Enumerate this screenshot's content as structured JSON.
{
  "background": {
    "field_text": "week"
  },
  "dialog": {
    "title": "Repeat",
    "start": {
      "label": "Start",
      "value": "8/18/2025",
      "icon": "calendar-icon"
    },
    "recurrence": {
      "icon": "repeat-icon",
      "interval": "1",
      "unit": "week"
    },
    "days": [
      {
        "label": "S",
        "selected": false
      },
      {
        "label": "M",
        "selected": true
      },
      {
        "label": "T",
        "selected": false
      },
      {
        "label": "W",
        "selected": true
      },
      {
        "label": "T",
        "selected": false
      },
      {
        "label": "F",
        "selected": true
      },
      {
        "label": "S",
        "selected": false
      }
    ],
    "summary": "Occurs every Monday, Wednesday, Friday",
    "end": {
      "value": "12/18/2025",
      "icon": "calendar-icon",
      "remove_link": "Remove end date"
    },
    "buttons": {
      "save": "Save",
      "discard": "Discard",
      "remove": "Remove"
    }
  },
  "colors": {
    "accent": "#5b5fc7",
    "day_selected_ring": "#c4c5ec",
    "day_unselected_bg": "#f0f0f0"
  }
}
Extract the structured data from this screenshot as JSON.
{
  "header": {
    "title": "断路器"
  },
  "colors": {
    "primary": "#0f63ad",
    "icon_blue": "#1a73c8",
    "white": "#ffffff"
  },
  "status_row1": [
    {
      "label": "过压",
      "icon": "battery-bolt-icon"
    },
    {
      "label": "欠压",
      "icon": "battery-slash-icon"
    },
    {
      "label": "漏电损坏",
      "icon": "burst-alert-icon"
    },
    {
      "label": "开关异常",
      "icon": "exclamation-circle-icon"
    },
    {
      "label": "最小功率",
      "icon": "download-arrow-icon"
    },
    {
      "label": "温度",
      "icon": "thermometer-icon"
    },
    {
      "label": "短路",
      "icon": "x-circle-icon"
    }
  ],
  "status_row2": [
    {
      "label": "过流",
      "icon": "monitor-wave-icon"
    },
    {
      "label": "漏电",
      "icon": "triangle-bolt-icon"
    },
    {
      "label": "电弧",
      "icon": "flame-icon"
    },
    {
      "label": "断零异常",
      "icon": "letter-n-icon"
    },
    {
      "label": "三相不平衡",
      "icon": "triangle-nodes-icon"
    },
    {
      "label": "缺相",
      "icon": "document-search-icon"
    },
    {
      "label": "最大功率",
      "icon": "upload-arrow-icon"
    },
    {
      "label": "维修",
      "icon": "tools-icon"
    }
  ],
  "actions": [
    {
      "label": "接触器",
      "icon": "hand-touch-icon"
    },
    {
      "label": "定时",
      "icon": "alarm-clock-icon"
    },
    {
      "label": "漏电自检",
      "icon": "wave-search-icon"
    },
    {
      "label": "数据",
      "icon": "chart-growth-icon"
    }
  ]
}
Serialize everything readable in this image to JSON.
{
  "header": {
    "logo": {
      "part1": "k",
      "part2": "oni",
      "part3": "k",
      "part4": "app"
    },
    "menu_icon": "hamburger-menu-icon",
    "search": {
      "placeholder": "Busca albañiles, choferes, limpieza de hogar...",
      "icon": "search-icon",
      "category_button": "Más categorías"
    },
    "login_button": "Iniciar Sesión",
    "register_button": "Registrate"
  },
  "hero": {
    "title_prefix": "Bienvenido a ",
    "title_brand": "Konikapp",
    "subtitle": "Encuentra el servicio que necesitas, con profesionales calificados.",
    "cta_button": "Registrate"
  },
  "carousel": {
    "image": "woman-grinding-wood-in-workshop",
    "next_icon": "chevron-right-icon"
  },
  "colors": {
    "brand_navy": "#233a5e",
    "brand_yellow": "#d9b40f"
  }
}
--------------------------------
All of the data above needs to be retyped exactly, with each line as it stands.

**EXPECTED OUTPUT**
Enumerate this screenshot's content as structured JSON.
{
  "background": {
    "field_text": "week"
  },
  "dialog": {
    "title": "Repeat",
    "start": {
      "label": "Start",
      "value": "8/18/2025",
      "icon": "calendar-icon"
    },
    "recurrence": {
      "icon": "repeat-icon",
      "interval": "1",
      "unit": "week"
    },
    "days": [
      {
        "label": "S",
        "selected": false
      },
      {
        "label": "M",
        "selected": true
      },
      {
        "label": "T",
        "selected": false
      },
      {
        "label": "W",
        "selected": true
      },
      {
        "label": "T",
        "selected": false
      },
      {
        "label": "F",
        "selected": true
      },
      {
        "label": "S",
        "selected": false
      }
    ],
    "summary": "Occurs every Monday, Wednesday, Friday",
    "end": {
      "value": "12/18/2025",
      "icon": "calendar-icon",
      "remove_link": "Remove end date"
    },
    "buttons": {
      "save": "Save",
      "discard": "Discard",
      "remove": "Remove"
    }
  },
  "colors": {
    "accent": "#5b5fc7",
    "day_selected_ring": "#c4c5ec",
    "day_unselected_bg": "#f0f0f0"
  }
}
Extract the structured data from this screenshot as JSON.
{
  "header": {
    "title": "断路器"
  },
  "colors": {
    "primary": "#0f63ad",
    "icon_blue": "#1a73c8",
    "white": "#ffffff"
  },
  "status_row1": [
    {
      "label": "过压",
      "icon": "battery-bolt-icon"
    },
    {
      "label": "欠压",
      "icon": "battery-slash-icon"
    },
    {
      "label": "漏电损坏",
      "icon": "burst-alert-icon"
    },
    {
      "label": "开关异常",
      "icon": "exclamation-circle-icon"
    },
    {
      "label": "最小功率",
      "icon": "download-arrow-icon"
    },
    {
      "label": "温度",
      "icon": "thermometer-icon"
    },
    {
      "label": "短路",
      "icon": "x-circle-icon"
    }
  ],
  "status_row2": [
    {
      "label": "过流",
      "icon": "monitor-wave-icon"
    },
    {
      "label": "漏电",
      "icon": "triangle-bolt-icon"
    },
    {
      "label": "电弧",
      "icon": "flame-icon"
    },
    {
      "label": "断零异常",
      "icon": "letter-n-icon"
    },
    {
      "label": "三相不平衡",
      "icon": "triangle-nodes-icon"
    },
    {
      "label": "缺相",
      "icon": "document-search-icon"
    },
    {
      "label": "最大功率",
      "icon": "upload-arrow-icon"
    },
    {
      "label": "维修",
      "icon": "tools-icon"
    }
  ],
  "actions": [
    {
      "label": "接触器",
      "icon": "hand-touch-icon"
    },
    {
      "label": "定时",
      "icon": "alarm-clock-icon"
    },
    {
      "label": "漏电自检",
      "icon": "wave-search-icon"
    },
    {
      "label": "数据",
      "icon": "chart-growth-icon"
    }
  ]
}
Serialize everything readable in this image to JSON.
{
  "header": {
    "logo": {
      "part1": "k",
      "part2": "oni",
      "part3": "k",
      "part4": "app"
    },
    "menu_icon": "hamburger-menu-icon",
    "search": {
      "placeholder": "Busca albañiles, choferes, limpieza de hogar...",
      "icon": "search-icon",
      "category_button": "Más categorías"
    },
    "login_button": "Iniciar Sesión",
    "register_button": "Registrate"
  },
  "hero": {
    "title_prefix": "Bienvenido a ",
    "title_brand": "Konikapp",
    "subtitle": "Encuentra el servicio que necesitas, con profesionales calificados.",
    "cta_button": "Registrate"
  },
  "carousel": {
    "image": "woman-grinding-wood-in-workshop",
    "next_icon": "chevron-right-icon"
  },
  "colors": {
    "brand_navy": "#233a5e",
    "brand_yellow": "#d9b40f"
  }
}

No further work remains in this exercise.